■ TASK INSTRUCTIONS
Your task is to restate the data word for word.

** Opening MATERIAL TO PROCESS block **

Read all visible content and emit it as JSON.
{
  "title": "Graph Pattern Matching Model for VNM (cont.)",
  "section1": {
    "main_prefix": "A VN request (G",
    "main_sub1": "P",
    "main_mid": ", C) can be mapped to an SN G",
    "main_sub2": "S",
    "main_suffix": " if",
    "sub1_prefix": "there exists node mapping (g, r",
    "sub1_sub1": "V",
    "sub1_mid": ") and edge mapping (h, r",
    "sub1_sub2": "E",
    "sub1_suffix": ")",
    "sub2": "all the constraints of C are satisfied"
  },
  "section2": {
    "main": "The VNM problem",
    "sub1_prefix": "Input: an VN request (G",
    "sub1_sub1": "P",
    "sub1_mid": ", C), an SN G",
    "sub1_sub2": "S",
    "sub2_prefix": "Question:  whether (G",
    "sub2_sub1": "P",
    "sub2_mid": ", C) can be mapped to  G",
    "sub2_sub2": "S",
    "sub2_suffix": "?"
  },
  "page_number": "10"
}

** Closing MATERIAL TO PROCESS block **

■ ANSWER BELOW
Read all visible content and emit it as JSON.
{
  "title": "Graph Pattern Matching Model for VNM (cont.)",
  "section1": {
    "main_prefix": "A VN request (G",
    "main_sub1": "P",
    "main_mid": ", C) can be mapped to an SN G",
    "main_sub2": "S",
    "main_suffix": " if",
    "sub1_prefix": "there exists node mapping (g, r",
    "sub1_sub1": "V",
    "sub1_mid": ") and edge mapping (h, r",
    "sub1_sub2": "E",
    "sub1_suffix": ")",
    "sub2": "all the constraints of C are satisfied"
  },
  "section2": {
    "main": "The VNM problem",
    "sub1_prefix": "Input: an VN request (G",
    "sub1_sub1": "P",
    "sub1_mid": ", C), an SN G",
    "sub1_sub2": "S",
    "sub2_prefix": "Question:  whether (G",
    "sub2_sub1": "P",
    "sub2_mid": ", C) can be mapped to  G",
    "sub2_sub2": "S",
    "sub2_suffix": "?"
  },
  "page_number": "10"
}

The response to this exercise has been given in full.